Recorded in Nashville with Gillian Welch and David Rawlings, Robyn Hitchcock's 23rd solo album in as many years finds him continuing in the acoustic mold of Luxor but with a good dose of Americana, relying solely on the pair for accompaniment, backing vocals, and production. According to Hitchcock, Spooked is essentially the product of a weeklong Dylan-fueled jam session with Welch and Rawlings, a fan of whose Hitchcock had recently become but who had been fans of his for nearly 20 years. "It was as if I was inside one of their records, but with me singing too," said Hitchcock about the sessions, and their influence is indeed palpable, most notably on songs like the folksy "English Girl," with its plaintive guitar and Wurlitzer accompaniment, and the slide-heavy, drum-propelled "We're Gonna Live in the Trees."
Yet the real standout tracks are those to which Welch and Rawlings lend their harmonic talents, such as "Demons and Fiends" and especially "Television." The latter, an earnest, pleading song of love, is among the most heartfelt of Hitchcock's career, even with his bedroom TV set its nominal object. ("Television, I'm so sorry / If I turned you off back then / I'm so small in your dimension / My kid will look like you, I swear.") So it remains a safe bet that there never will be a Robyn Hitchcock album that can't be described at least partially as "quirky"--this one certainly fits the bill.
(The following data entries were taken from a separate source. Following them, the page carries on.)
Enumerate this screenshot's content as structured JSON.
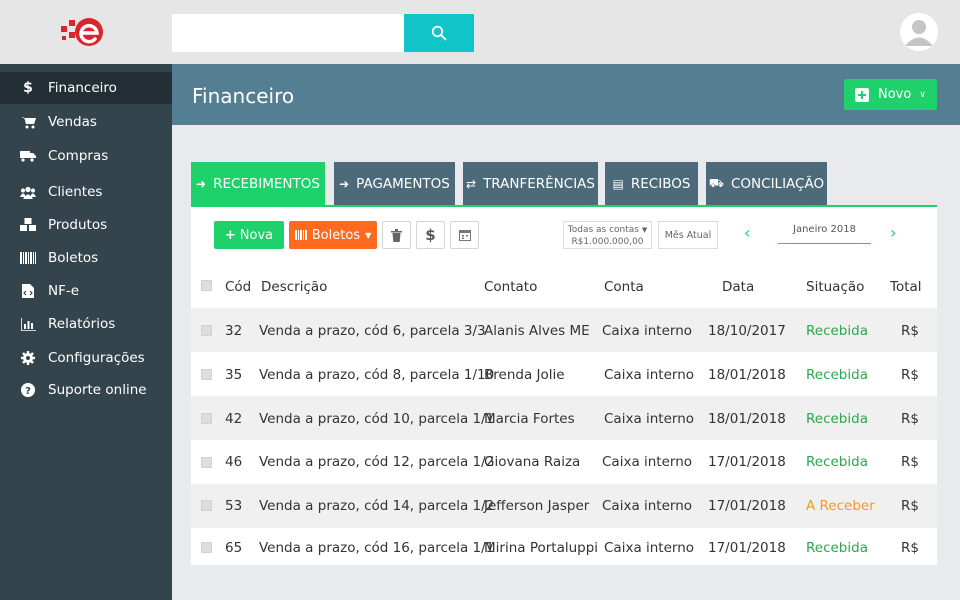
{
  "search": {
    "placeholder": ""
  },
  "sidebar": {
    "items": [
      {
        "label": "Financeiro"
      },
      {
        "label": "Vendas"
      },
      {
        "label": "Compras"
      },
      {
        "label": "Clientes"
      },
      {
        "label": "Produtos"
      },
      {
        "label": "Boletos"
      },
      {
        "label": "NF-e"
      },
      {
        "label": "Relatórios"
      },
      {
        "label": "Configurações"
      },
      {
        "label": "Suporte online"
      }
    ]
  },
  "header": {
    "title": "Financeiro",
    "novo_label": "Novo"
  },
  "tabs": [
    {
      "label": "RECEBIMENTOS"
    },
    {
      "label": "PAGAMENTOS"
    },
    {
      "label": "TRANFERÊNCIAS"
    },
    {
      "label": "RECIBOS"
    },
    {
      "label": "CONCILIAÇÃO"
    }
  ],
  "toolbar": {
    "nova_label": "Nova",
    "boletos_label": "Boletos",
    "accounts_line1": "Todas as contas",
    "accounts_line2": "R$1.000.000,00",
    "mes_atual": "Mês Atual",
    "month": "Janeiro 2018"
  },
  "table": {
    "headers": [
      "Cód",
      "Descrição",
      "Contato",
      "Conta",
      "Data",
      "Situação",
      "Total"
    ],
    "rows": [
      {
        "cod": "32",
        "descricao": "Venda a prazo, cód 6, parcela 3/3",
        "contato": "Alanis Alves ME",
        "conta": "Caixa interno",
        "data": "18/10/2017",
        "situacao": "Recebida",
        "total": "R$"
      },
      {
        "cod": "35",
        "descricao": "Venda a prazo, cód 8, parcela 1/10",
        "contato": "Brenda Jolie",
        "conta": "Caixa interno",
        "data": "18/01/2018",
        "situacao": "Recebida",
        "total": "R$"
      },
      {
        "cod": "42",
        "descricao": "Venda a prazo, cód 10, parcela 1/1",
        "contato": "Marcia Fortes",
        "conta": "Caixa interno",
        "data": "18/01/2018",
        "situacao": "Recebida",
        "total": "R$"
      },
      {
        "cod": "46",
        "descricao": "Venda a prazo, cód 12, parcela 1/2",
        "contato": "Giovana Raiza",
        "conta": "Caixa interno",
        "data": "17/01/2018",
        "situacao": "Recebida",
        "total": "R$"
      },
      {
        "cod": "53",
        "descricao": "Venda a prazo, cód 14, parcela 1/2",
        "contato": "Jefferson Jasper",
        "conta": "Caixa interno",
        "data": "17/01/2018",
        "situacao": "A Receber",
        "total": "R$"
      },
      {
        "cod": "65",
        "descricao": "Venda a prazo, cód 16, parcela 1/1",
        "contato": "Mirina Portaluppi",
        "conta": "Caixa interno",
        "data": "17/01/2018",
        "situacao": "Recebida",
        "total": "R$"
      }
    ]
  },
  "colors": {
    "accent_green": "#1fd16a",
    "accent_orange": "#ff6a1f",
    "teal": "#10c4c7",
    "sidebar": "#34444d",
    "header": "#547f93",
    "tab": "#4d6a7a",
    "status_received": "#2aa84d",
    "status_pending": "#f59a1b"
  },
  "icons": {
    "logo": "e-logo",
    "search": "search-icon",
    "avatar": "user-avatar",
    "sidebar": [
      "dollar-icon",
      "cart-icon",
      "truck-icon",
      "users-icon",
      "cubes-icon",
      "barcode-icon",
      "file-code-icon",
      "bar-chart-icon",
      "gear-icon",
      "question-icon"
    ],
    "tabs": [
      "sign-in-icon",
      "sign-out-icon",
      "exchange-icon",
      "receipt-icon",
      "bank-icon"
    ],
    "toolbar": [
      "plus-icon",
      "barcode-icon",
      "trash-icon",
      "dollar-icon",
      "calendar-icon"
    ]
  }
}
But being able to express penetrating insight and emotion through superficially bizarre material has always been one of his major talents, and Spooked demonstrates that, at age 51, Robyn Hitchcock's best days are definitely not behind him. --Benjamin Lukoff
Recommended Albums by Robyn Hitchcock and Gillian Welch
A Star for Bram
I Often Dream of Trains
Time (The Revelator)
The Soft Boys, Underwater Moonlight
I heard the first track (Television) on siriusxm the other day. I loved the song and at once knew it was by Robyn Hitchcock. Read morePublished on January 29, 2013 by R. S. Outten
Spooked - its okay. I'm a little meh..
Theres a couple good (quite good) tracks that you can find out there that are not on the cd: Theres No Way Out of Time (appeared... Read more
I was a little lukewarm when I first heard this, thinking it atmospheric and pleasant but a little bland compared to his more rock-oriented albums. Read morePublished on March 18, 2008 by phrase anatomy
If you have a penchant for moody, mysterious songs, ethereal vocals, and ringing acoustic timbres, you'll flip over this Robyn Hitchcock album. Read morePublished on February 19, 2007 by twangmon
I was surprised at how warm this CD was after the rather detached coolness of LUXOR. Everything here is open, relaxed and comfortable. Read morePublished on November 5, 2006 by W. D. Scales
Mature release from this longtime UK kook. Finally gets it right with one delicious hook after another. Read morePublished on March 26, 2006 by eggandchipstwice
"So haggard, and I don't mean Merle, I wilted before the English Girl." Absolutely classic.Published on January 28, 2006 by Dave
It's somewhat disturbing that reviews of Robyn's work seem to always include the word "quirky". I, too, am guilty of having used this word in at least one review of one of Robyn's... Read morePublished on January 10, 2006 by Self-kerbed
Although Robyn Hitchcock has long removed himself from the "harder" material of The Soft Boys and his Egyptians records, I found "Spooked" to be the most consistent and beautiful... Read morePublished on November 18, 2005 by Charlie Horse